Eggs – allow about 1.5 eggs per person
Dash of milk
Knob of butter
Salt and pepper


Break the eggs into a small bowl, add a good grating of pepper and a dash of milk and beat briskly with a fork until smooth and slightly bubbly around the edges. Heat the butter in a non-stick frying pan on a medium heat. When the butter is melted whisk the eggs again (this is the trick to really light and fluffy eggs) then pour into the pan. Now stir, stir, stir and don’t stop stirring for anything. Pay particular attention to the edges, but keep all the mixture moving around the pan until it thickens. When it is nearly as cooked as you like it…STOP! Take the pan off the heat immediately and serve – the eggs will carry on cooking for a bit longer and thicken further. Season to taste.

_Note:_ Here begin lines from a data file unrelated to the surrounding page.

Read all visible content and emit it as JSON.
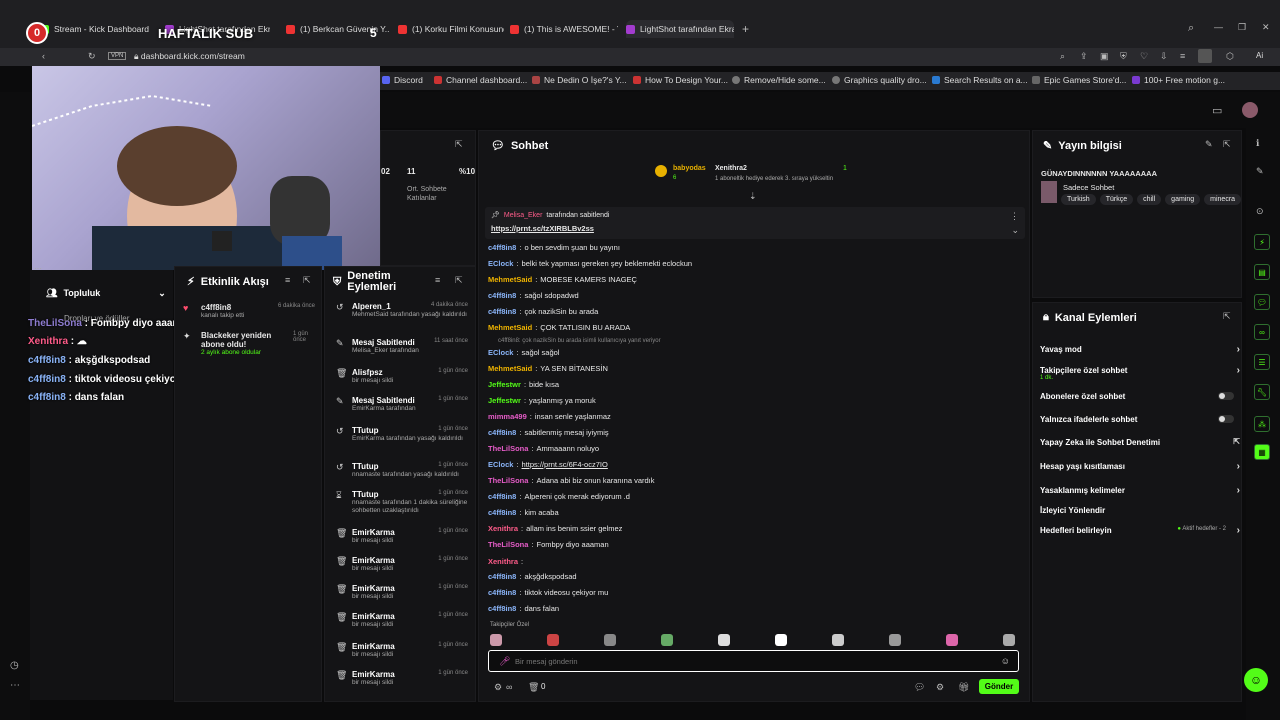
{
  "browser": {
    "tabs": [
      {
        "label": "Stream - Kick Dashboard"
      },
      {
        "label": "LightShot tarafından Ekra"
      },
      {
        "label": "(1) Berkcan Güvenin Y..."
      },
      {
        "label": "(1) Korku Filmi Konusunda"
      },
      {
        "label": "(1) This is AWESOME! - Yo"
      },
      {
        "label": "LightShot tarafından Ekran"
      }
    ],
    "address": "dashboard.kick.com/stream",
    "vpn_label": "VPN",
    "ai_label": "Ai",
    "bookmarks": [
      "Discord",
      "Channel dashboard...",
      "Ne Dedin O İşe?'s Y...",
      "How To Design Your...",
      "Remove/Hide some...",
      "Graphics quality dro...",
      "Search Results on a...",
      "Epic Games Store'd...",
      "100+ Free motion g..."
    ]
  },
  "overlay": {
    "counter_left": "0",
    "title": "HAFTALIK SUB",
    "counter_right": "5",
    "chat": [
      {
        "user": "TheLilSona",
        "text": "Fombpy diyo aaaman"
      },
      {
        "user": "Xenithra",
        "text": ""
      },
      {
        "user": "c4ff8in8",
        "text": "akşğdkspodsad"
      },
      {
        "user": "c4ff8in8",
        "text": "tiktok videosu çekiyor mu"
      },
      {
        "user": "c4ff8in8",
        "text": "dans falan"
      }
    ],
    "partial_label": "Dropları ve ödüller",
    "topluluk": "Topluluk",
    "bottom_num": "0"
  },
  "stats": {
    "values": [
      "02",
      "11",
      "%10"
    ],
    "labels": [
      "Ort. Sohbete Katılanlar"
    ]
  },
  "activity": {
    "title": "Etkinlik Akışı",
    "items": [
      {
        "user": "c4ff8in8",
        "desc": "kanalı takip etti",
        "time": "6 dakika önce"
      },
      {
        "user": "Blackeker yeniden abone oldu!",
        "desc": "2 aylık abone oldular",
        "time": "1 gün önce"
      }
    ]
  },
  "moderation": {
    "title": "Denetim Eylemleri",
    "items": [
      {
        "title": "Alperen_1",
        "desc": "MehmetSaid tarafından yasağı kaldırıldı",
        "time": "4 dakika önce"
      },
      {
        "title": "Mesaj Sabitlendi",
        "desc": "Melisa_Eker tarafından",
        "time": "11 saat önce"
      },
      {
        "title": "Alisfpsz",
        "desc": "bir mesajı sildi",
        "time": "1 gün önce"
      },
      {
        "title": "Mesaj Sabitlendi",
        "desc": "EmirKarma tarafından",
        "time": "1 gün önce"
      },
      {
        "title": "TTutup",
        "desc": "EmirKarma tarafından yasağı kaldırıldı",
        "time": "1 gün önce"
      },
      {
        "title": "TTutup",
        "desc": "nnamaste tarafından yasağı kaldırıldı",
        "time": "1 gün önce"
      },
      {
        "title": "TTutup",
        "desc": "nnamaste tarafından 1 dakika süreliğine sohbetten uzaklaştırıldı",
        "time": "1 gün önce"
      },
      {
        "title": "EmirKarma",
        "desc": "bir mesajı sildi",
        "time": "1 gün önce"
      },
      {
        "title": "EmirKarma",
        "desc": "bir mesajı sildi",
        "time": "1 gün önce"
      },
      {
        "title": "EmirKarma",
        "desc": "bir mesajı sildi",
        "time": "1 gün önce"
      },
      {
        "title": "EmirKarma",
        "desc": "bir mesajı sildi",
        "time": "1 gün önce"
      },
      {
        "title": "EmirKarma",
        "desc": "bir mesajı sildi",
        "time": "1 gün önce"
      },
      {
        "title": "EmirKarma",
        "desc": "bir mesajı sildi",
        "time": "1 gün önce"
      }
    ]
  },
  "chat": {
    "title": "Sohbet",
    "gift": {
      "user1": "babyodas",
      "count1": "6",
      "user2": "Xenithra2",
      "count2": "1",
      "note": "1 aboneltik hediye ederek 3. sıraya yükseltin"
    },
    "pinned": {
      "by": "Melisa_Eker",
      "label": "tarafından sabitlendi",
      "link": "https://prnt.sc/tzXIRBLBv2ss"
    },
    "messages": [
      {
        "user": "c4ff8in8",
        "color": "#8ab4f8",
        "text": "o ben sevdim şuan bu yayını"
      },
      {
        "user": "EClock",
        "color": "#8ab4f8",
        "text": "belki tek yapması gereken şey beklemekti eclockun"
      },
      {
        "user": "MehmetSaid",
        "color": "#f0b400",
        "text": "MOBESE KAMERS INAGEÇ"
      },
      {
        "user": "c4ff8in8",
        "color": "#8ab4f8",
        "text": "sağol sdopadwd"
      },
      {
        "user": "c4ff8in8",
        "color": "#8ab4f8",
        "text": "çok nazikSin bu arada"
      },
      {
        "user": "MehmetSaid",
        "color": "#f0b400",
        "text": "ÇOK TATLISIN BU ARADA"
      },
      {
        "user": "EClock",
        "color": "#8ab4f8",
        "text": "sağol sağol"
      },
      {
        "user": "MehmetSaid",
        "color": "#f0b400",
        "text": "YA SEN BİTANESİN"
      },
      {
        "user": "Jeffestwr",
        "color": "#53fc18",
        "text": "bide kısa"
      },
      {
        "user": "Jeffestwr",
        "color": "#53fc18",
        "text": "yaşlanmış ya moruk"
      },
      {
        "user": "mimma499",
        "color": "#e65cc8",
        "text": "insan senle yaşlanmaz"
      },
      {
        "user": "c4ff8in8",
        "color": "#8ab4f8",
        "text": "sabitlenmiş mesaj iyiymiş"
      },
      {
        "user": "TheLilSona",
        "color": "#e65cc8",
        "text": "Ammaaann noluyo"
      },
      {
        "user": "EClock",
        "color": "#8ab4f8",
        "text": "https://prnt.sc/6F4-ocz7IO"
      },
      {
        "user": "TheLilSona",
        "color": "#e65cc8",
        "text": "Adana abi biz onun karanına vardık"
      },
      {
        "user": "c4ff8in8",
        "color": "#8ab4f8",
        "text": "Alpereni çok merak ediyorum .d"
      },
      {
        "user": "c4ff8in8",
        "color": "#8ab4f8",
        "text": "kim acaba"
      },
      {
        "user": "Xenithra",
        "color": "#ff5c8a",
        "text": "allam ins benim ssier gelmez"
      },
      {
        "user": "TheLilSona",
        "color": "#e65cc8",
        "text": "Fombpy diyo aaaman"
      },
      {
        "user": "Xenithra",
        "color": "#ff5c8a",
        "text": ""
      },
      {
        "user": "c4ff8in8",
        "color": "#8ab4f8",
        "text": "akşğdkspodsad"
      },
      {
        "user": "c4ff8in8",
        "color": "#8ab4f8",
        "text": "tiktok videosu çekiyor mu"
      },
      {
        "user": "c4ff8in8",
        "color": "#8ab4f8",
        "text": "dans falan"
      }
    ],
    "reply_hint": "c4ff8in8: çok nazikSin bu arada isimli kullanıcıya yanıt veriyor",
    "followers_label": "Takipçiler Özel",
    "input_placeholder": "Bir mesaj gönderin",
    "send_label": "Gönder",
    "count": "0"
  },
  "stream_info": {
    "title": "Yayın bilgisi",
    "stream_title": "GÜNAYDINNNNNN YAAAAAAAA",
    "category": "Sadece Sohbet",
    "tags": [
      "Turkish",
      "Türkçe",
      "chill",
      "gaming",
      "minecra"
    ]
  },
  "channel_actions": {
    "title": "Kanal Eylemleri",
    "items": [
      {
        "label": "Yavaş mod",
        "kind": "chev"
      },
      {
        "label": "Takipçilere özel sohbet",
        "sub": "1 dk.",
        "kind": "chev"
      },
      {
        "label": "Abonelere özel sohbet",
        "kind": "toggle"
      },
      {
        "label": "Yalnızca ifadelerle sohbet",
        "kind": "toggle"
      },
      {
        "label": "Yapay Zeka ile Sohbet Denetimi",
        "kind": "ext"
      },
      {
        "label": "Hesap yaşı kısıtlaması",
        "kind": "chev"
      },
      {
        "label": "Yasaklanmış kelimeler",
        "kind": "chev"
      },
      {
        "label": "İzleyici Yönlendir",
        "kind": "none"
      },
      {
        "label": "Hedefleri belirleyin",
        "kind": "goal",
        "extra": "Aktif hedefler - 2"
      }
    ]
  },
  "colors": {
    "accent": "#53fc18",
    "panel": "#141416",
    "bg": "#0b0b0c"
  }
}
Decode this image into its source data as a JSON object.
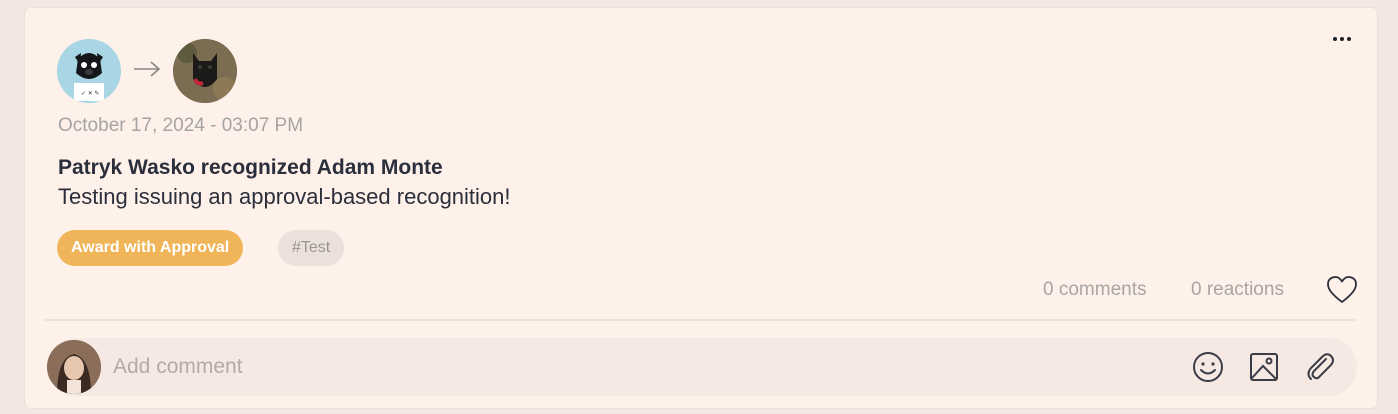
{
  "post": {
    "date": "October 17, 2024 - 03:07 PM",
    "headline": "Patryk Wasko recognized Adam Monte",
    "message": "Testing issuing an approval-based recognition!",
    "award_badge": "Award with Approval",
    "tag": "#Test",
    "comments_count": "0 comments",
    "reactions_count": "0 reactions"
  },
  "comment_box": {
    "placeholder": "Add comment"
  },
  "icons": [
    "more-icon",
    "arrow-right-icon",
    "heart-icon",
    "emoji-icon",
    "image-icon",
    "attachment-icon"
  ],
  "colors": {
    "award_badge": "#f0b558",
    "card_background": "#fdf1ea"
  }
}
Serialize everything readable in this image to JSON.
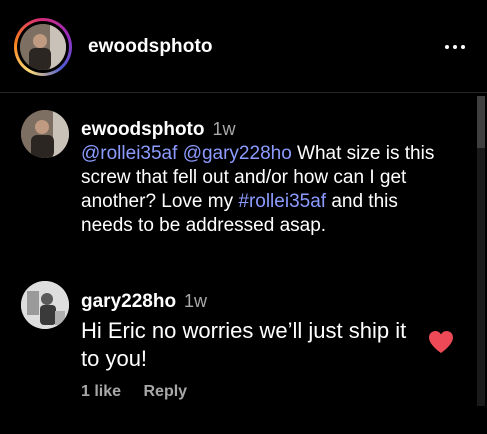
{
  "header": {
    "username": "ewoodsphoto",
    "more_icon": "more-horizontal-icon"
  },
  "comments": [
    {
      "username": "ewoodsphoto",
      "time": "1w",
      "segments": [
        {
          "type": "mention",
          "text": "@rollei35af"
        },
        {
          "type": "text",
          "text": " "
        },
        {
          "type": "mention",
          "text": "@gary228ho"
        },
        {
          "type": "text",
          "text": " What size is this screw that fell out and/or how can I get another? Love my "
        },
        {
          "type": "hashtag",
          "text": "#rollei35af"
        },
        {
          "type": "text",
          "text": " and this needs to be addressed asap."
        }
      ]
    },
    {
      "username": "gary228ho",
      "time": "1w",
      "text": "Hi Eric no worries we’ll just ship it to you!",
      "likes": "1 like",
      "reply_label": "Reply",
      "liked": true
    }
  ],
  "colors": {
    "link": "#8c9bff",
    "muted": "#a8a8a8",
    "heart": "#ed4956"
  }
}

A brilliant supper. Easy, nutritious, can be made in advance, and my daughter can feed it to herself. What’s not to like? The grated courgette is a good way to sneak some extra veg into the meal and also makes the meat go further. I like to serve this with peas on the side, for some contrast and some colour on the plate, but they could be added into the mix too. In fact, the recipe can be varied to accommodate whatever is in the fridge (eg no onions, as we have run out; splash of passata as we had some to use up; Parmesan instead of cheddar, to give a crisper topping). A perfect end of the week meal.


500g lean beef mince
1 stock cube
1 dssp Worcester sauce
Salt & pepper
2 medium carrots, peeled and cut into small chunks
1 courgette, coarsely grated
75g passata
2 sweet potatoes, peeled and cut into large chunks
4 large potatoes, peeled and cut into medium chunks
Butter and milk
50g cheddar, grated


Brown the meat in a large pan on a low heat. Crumble in the stock cube and add the Worcester sauce. Add a splash of water and / or olive oil if it starts to stick. Season well. Stir in the carrots then the courgette and leave to cook for about five minutes. Stir in the passata and taste – adjust seasoning as required. When the carrots are starting to soften, turn off the heat and spoon into an oven proof dish. Allow to cool slightly. Meanwhile, boil the sweet potatoes and potatoes in a large pan until really soft. Take off the heat, add a splash of milk and a knob of butter and seasoning to taste, then mash until smooth and mixed together. Spoon over the meat and use the back of a fork to spread the mash so that it completely covers it. Go right to the edges to prevent the meat bubbling up and out during cooking. Make ridges across the top with the fork then sprinkle over the grated cheese. Cook at 180 degrees for about 45 minutes or until the top is brown andbthe meat piping hot. Serve immediately on its own or with additional veg.



The classic no cook cake – rich, chocolatey and really easy to make. I like to use a mixture of milk and dark chocolate for the top to give it a hit of cocoa but without being too bitter. This recipe is definitely only for those with a sweet tooth. The photo below doesn’t do it justice. Yum!

125g butter
4 tbsp golden syrup
200g digestives, broken into chunks (not crumbs)
100g raisins
3 tbsp cocoa powder
200g milk chocolate
50g dark chocolate

Melt the butter and syrup in a heavy bottomed pan on a low heat. Take off the heat and stir in the cocoa, the raisins, then the biscuits. Press into a square tin. Melt the chocolate and spread over the top. Put in the fridge until just set, then cut into 16 squares and return to the fridge to chill completely.